USE A MULTI-PURPOSE CREAM
Sure, you have friends who use four different kinds of creams at night. But, it's OK if you're not like them, because there are tons of multi-purpose night creams that will save you precious time and cash. Take Aveeno Positively Ageless Firming Night Cream, which works to reduce wrinkles and lines while also firming and lifting the skin. Another one to consider: Clarins' Multi-Active Night Youth Recovery Cream. And if you're on a budget, do like Tyra Banks says and just use some good ol' Vaseline.
Your hands, feet, legs, arms — whatever you can get your fingers on, put some lotion there. Women with the silkiest skin will tell you that they don't fall asleep without slathering some sort of cream, even if it's the most inexpensive body lotion, onto their bodies. Plus, it'll make you smell fresh and clean before hopping into bed. And if you share that bed with someone, they'll appreciate that.
SLEEP ON A SILK PILLOWCASE

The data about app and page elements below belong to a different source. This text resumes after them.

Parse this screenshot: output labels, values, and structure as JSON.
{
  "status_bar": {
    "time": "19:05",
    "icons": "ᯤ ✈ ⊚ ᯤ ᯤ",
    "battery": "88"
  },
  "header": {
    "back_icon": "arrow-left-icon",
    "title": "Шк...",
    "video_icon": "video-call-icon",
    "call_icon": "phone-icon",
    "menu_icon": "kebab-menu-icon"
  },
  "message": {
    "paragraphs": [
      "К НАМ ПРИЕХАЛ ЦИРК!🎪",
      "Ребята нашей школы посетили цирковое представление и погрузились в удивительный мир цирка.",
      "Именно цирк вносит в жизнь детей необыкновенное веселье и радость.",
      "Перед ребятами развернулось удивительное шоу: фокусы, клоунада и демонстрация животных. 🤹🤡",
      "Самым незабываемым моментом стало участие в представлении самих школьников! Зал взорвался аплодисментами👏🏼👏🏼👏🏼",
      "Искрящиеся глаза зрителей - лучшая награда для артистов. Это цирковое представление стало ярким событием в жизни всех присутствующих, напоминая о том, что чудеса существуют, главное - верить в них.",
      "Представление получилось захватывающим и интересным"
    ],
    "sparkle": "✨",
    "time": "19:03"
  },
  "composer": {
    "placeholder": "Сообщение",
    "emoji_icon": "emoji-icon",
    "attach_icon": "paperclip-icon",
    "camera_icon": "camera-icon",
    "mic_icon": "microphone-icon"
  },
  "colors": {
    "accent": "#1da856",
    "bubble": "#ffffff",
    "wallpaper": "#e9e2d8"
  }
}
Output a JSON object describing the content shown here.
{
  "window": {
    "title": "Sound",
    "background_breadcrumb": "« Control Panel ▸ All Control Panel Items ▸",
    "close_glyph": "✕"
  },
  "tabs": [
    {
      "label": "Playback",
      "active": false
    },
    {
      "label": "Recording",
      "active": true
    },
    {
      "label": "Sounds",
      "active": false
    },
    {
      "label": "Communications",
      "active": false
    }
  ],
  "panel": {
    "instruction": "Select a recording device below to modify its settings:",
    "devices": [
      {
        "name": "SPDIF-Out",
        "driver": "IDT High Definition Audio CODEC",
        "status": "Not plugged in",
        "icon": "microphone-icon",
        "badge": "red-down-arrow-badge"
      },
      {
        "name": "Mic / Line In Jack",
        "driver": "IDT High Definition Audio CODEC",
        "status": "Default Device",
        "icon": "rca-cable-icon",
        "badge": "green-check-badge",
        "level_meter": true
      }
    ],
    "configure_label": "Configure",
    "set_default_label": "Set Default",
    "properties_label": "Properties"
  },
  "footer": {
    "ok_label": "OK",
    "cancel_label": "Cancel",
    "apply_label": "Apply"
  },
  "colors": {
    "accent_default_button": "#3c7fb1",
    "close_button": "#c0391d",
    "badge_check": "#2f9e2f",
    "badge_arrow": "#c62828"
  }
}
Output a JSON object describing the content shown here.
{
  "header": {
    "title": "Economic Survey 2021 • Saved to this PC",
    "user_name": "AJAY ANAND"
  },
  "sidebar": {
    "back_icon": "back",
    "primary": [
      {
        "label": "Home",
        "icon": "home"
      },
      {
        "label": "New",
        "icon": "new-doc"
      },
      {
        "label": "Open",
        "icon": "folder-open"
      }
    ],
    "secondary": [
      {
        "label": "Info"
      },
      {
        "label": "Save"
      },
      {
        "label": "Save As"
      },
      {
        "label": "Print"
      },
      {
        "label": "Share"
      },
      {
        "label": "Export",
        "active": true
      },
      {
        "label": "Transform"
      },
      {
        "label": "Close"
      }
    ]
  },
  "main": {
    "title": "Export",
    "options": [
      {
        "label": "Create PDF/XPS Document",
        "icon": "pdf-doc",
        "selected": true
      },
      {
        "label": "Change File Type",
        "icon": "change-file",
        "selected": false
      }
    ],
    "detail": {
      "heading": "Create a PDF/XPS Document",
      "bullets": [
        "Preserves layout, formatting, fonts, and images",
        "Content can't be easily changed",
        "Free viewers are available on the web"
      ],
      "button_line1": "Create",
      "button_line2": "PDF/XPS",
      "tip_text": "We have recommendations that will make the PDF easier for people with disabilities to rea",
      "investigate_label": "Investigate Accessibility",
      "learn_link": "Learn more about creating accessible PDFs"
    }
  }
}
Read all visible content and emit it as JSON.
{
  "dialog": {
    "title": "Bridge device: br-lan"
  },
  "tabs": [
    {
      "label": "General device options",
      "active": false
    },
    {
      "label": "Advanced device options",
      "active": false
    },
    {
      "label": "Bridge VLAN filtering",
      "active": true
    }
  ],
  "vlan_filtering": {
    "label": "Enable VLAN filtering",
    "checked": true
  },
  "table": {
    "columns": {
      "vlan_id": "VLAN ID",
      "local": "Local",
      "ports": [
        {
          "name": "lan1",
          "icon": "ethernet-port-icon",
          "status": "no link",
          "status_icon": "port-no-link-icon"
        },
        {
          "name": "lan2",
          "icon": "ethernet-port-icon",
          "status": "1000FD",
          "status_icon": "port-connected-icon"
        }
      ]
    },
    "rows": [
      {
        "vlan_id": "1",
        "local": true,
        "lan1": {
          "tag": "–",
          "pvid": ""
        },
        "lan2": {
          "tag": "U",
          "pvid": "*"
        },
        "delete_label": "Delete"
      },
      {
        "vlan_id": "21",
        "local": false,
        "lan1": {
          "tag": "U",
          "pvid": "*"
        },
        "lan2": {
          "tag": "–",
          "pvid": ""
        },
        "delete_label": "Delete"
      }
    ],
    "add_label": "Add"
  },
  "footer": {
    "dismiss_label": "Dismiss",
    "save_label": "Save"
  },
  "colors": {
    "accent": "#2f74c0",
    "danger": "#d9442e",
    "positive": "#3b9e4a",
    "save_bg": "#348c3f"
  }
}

You may have heard the rumors that sleeping on a silk or satin pillowcase will do wonders for your hair. Well, they're true — so get on that. This is the ultimate lazy girl beauty hack: you literally don't have to do anything except lay your head on your pillow and it'll do all the work for you. Satin and silk pillowcases can help keep your hair moisturized and tangle-free while you sleep. According to New York City salon owner John Corbett, “Sleeping on a cotton pillowcase will cause hair to bunch, knot, and get staticky. On a soft silk pillowcase, however, hair will slide, which is much less damaging.” It'll also help with the previous two habits, because unlike cotton, it won't absorb your lotion or cream, keeping it on your body and not your pillowcase. Sounds like a win-win, right?